We all have been paired at one time or another with a doubles partner who is either a level below the competition or having a bad day. What do you do?
If you are on the other side of the net in that situation, we all know what we do… we play every ball possible to the weaker/missing opponent. And we watch as the stronger player tries to over-compensate for his partner.
One problem for me is that my strength in doubles is my steady play and “setting up my partner” for the put-away shot. And if he is not putting it away – or downright missing – it just compounds the problem.
If it is just a social match, you accept the situation and just work on making your own shots. Don’t overplay the ball trying to put away winners that aren’t there; and don’t hog the court, crossing onto his side when you shouldn’t.

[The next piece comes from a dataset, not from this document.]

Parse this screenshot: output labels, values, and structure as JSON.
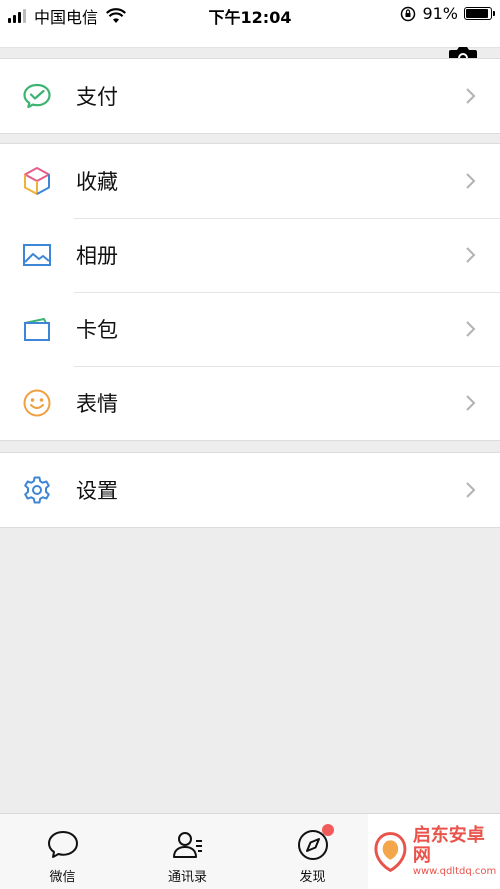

But if it is a match “that counts,” then maybe there are some things you could do to improve the situation.
In my opinion, the first is communicating with your partner. Be realistic and share the situation with him: “They are obviously playing more shots to you; so just picture there is a target on your shirt and be ready. You are better than they think; so do your best and we’ll get through this together.”
Then there is the match strategy: What can you do to minimize his exposure? Can you play more Australian when he is serving? Should you stand back on the baseline when he is returning serve? Poach more when he is serving?
Figure out what you can do, without overplaying, to take the pressure off your partner.
One year at John Newcombe’s Tennis Camp, my coach, Roy Emerson asked me if I wanted to move up on the last day of team matches and play with our #1 doubles player (against two guys who were 20 years younger than me).
I quickly agreed and went on the court knowing they were going to hit everything at me (as hard as they could). Well, with my being ready for everything, plus their overplaying shots to me (when they really should have gone to my stronger partner’s side of the court), allowed us to pull off the upset.
What else can you do as the stronger partner?